#### [THE RECORDS]
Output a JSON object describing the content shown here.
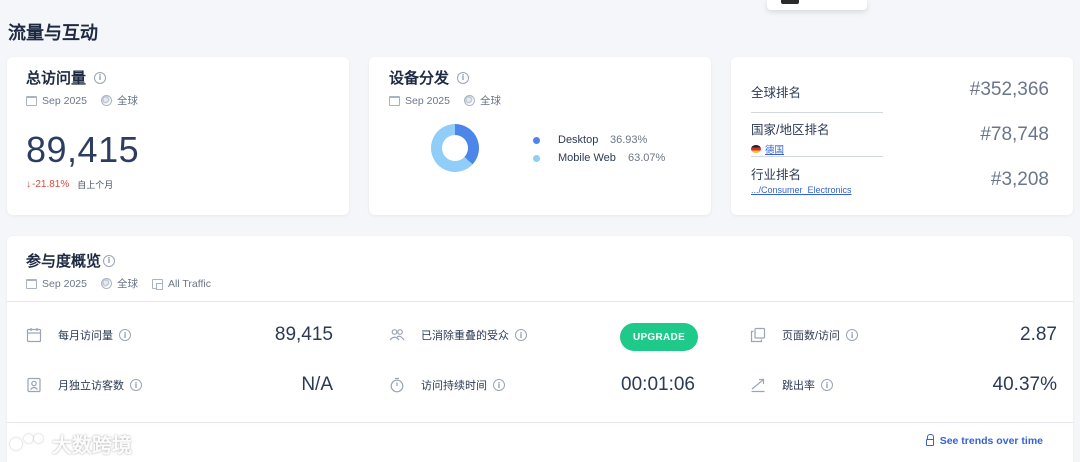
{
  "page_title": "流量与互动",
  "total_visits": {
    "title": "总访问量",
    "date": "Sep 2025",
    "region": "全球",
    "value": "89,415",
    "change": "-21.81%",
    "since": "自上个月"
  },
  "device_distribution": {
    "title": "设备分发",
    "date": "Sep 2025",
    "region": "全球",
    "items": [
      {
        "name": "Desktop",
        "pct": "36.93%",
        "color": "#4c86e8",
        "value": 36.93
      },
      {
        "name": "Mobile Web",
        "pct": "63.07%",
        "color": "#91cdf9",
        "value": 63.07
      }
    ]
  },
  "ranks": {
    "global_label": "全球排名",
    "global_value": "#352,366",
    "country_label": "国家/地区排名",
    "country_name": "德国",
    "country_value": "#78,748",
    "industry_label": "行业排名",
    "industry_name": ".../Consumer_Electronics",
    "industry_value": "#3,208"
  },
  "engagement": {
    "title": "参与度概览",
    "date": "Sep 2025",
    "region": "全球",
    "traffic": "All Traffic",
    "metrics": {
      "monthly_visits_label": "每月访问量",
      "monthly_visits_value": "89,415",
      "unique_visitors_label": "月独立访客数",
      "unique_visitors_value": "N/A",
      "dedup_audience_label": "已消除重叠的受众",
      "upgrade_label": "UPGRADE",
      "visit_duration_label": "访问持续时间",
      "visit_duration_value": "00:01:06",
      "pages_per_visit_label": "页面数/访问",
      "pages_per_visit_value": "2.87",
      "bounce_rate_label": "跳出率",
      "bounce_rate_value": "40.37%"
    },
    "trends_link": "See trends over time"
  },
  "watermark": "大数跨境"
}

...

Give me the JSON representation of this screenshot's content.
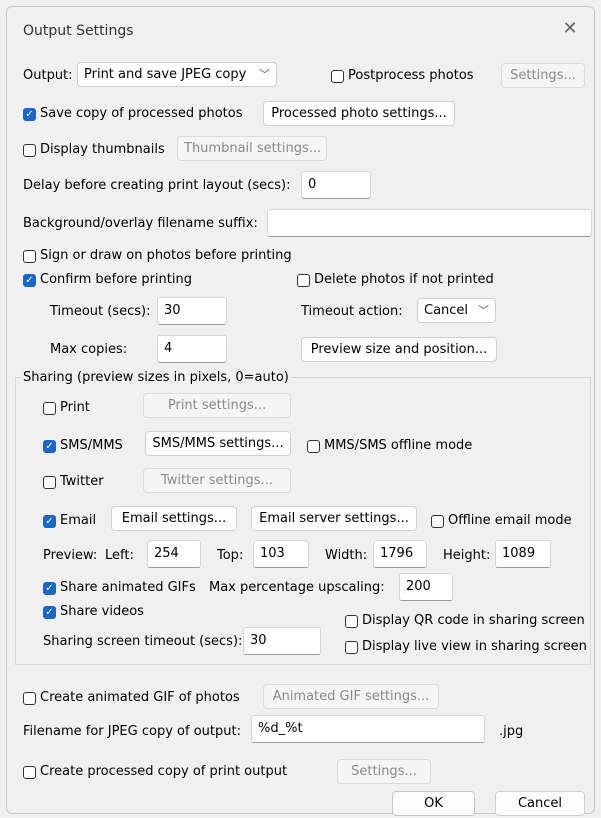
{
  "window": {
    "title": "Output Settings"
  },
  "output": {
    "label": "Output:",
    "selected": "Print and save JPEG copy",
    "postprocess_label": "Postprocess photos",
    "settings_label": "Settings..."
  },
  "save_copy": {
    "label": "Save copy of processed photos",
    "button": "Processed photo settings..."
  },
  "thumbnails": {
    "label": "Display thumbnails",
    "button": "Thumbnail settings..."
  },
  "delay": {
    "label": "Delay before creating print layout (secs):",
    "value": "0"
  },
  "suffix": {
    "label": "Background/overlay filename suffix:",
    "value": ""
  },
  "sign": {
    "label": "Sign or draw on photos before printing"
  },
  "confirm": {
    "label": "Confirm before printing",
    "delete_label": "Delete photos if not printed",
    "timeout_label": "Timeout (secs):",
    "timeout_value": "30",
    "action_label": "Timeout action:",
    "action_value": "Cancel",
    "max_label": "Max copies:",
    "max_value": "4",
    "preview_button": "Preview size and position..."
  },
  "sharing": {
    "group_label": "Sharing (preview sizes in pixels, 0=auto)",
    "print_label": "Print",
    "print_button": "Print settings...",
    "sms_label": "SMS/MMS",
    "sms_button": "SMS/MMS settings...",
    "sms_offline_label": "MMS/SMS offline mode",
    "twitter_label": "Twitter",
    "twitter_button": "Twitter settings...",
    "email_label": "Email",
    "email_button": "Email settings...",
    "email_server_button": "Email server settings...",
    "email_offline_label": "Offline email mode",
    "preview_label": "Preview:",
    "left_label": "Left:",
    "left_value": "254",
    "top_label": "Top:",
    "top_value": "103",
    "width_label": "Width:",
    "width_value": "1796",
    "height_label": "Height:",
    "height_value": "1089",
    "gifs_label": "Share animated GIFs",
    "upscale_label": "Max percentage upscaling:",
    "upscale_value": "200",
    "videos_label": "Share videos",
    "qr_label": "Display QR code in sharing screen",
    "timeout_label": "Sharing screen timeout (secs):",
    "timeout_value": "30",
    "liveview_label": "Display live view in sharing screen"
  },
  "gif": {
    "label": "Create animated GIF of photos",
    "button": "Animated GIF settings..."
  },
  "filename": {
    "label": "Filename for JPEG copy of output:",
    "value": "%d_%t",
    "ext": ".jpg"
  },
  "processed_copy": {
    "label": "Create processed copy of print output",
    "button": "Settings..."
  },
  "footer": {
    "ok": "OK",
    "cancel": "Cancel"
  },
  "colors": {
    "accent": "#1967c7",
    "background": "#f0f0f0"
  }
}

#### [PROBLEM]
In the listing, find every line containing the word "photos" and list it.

#### [TASK ANSWER]
    "postprocess_label": "Postprocess photos",
    "label": "Save copy of processed photos",
    "label": "Sign or draw on photos before printing"
    "delete_label": "Delete photos if not printed",
    "label": "Create animated GIF of photos",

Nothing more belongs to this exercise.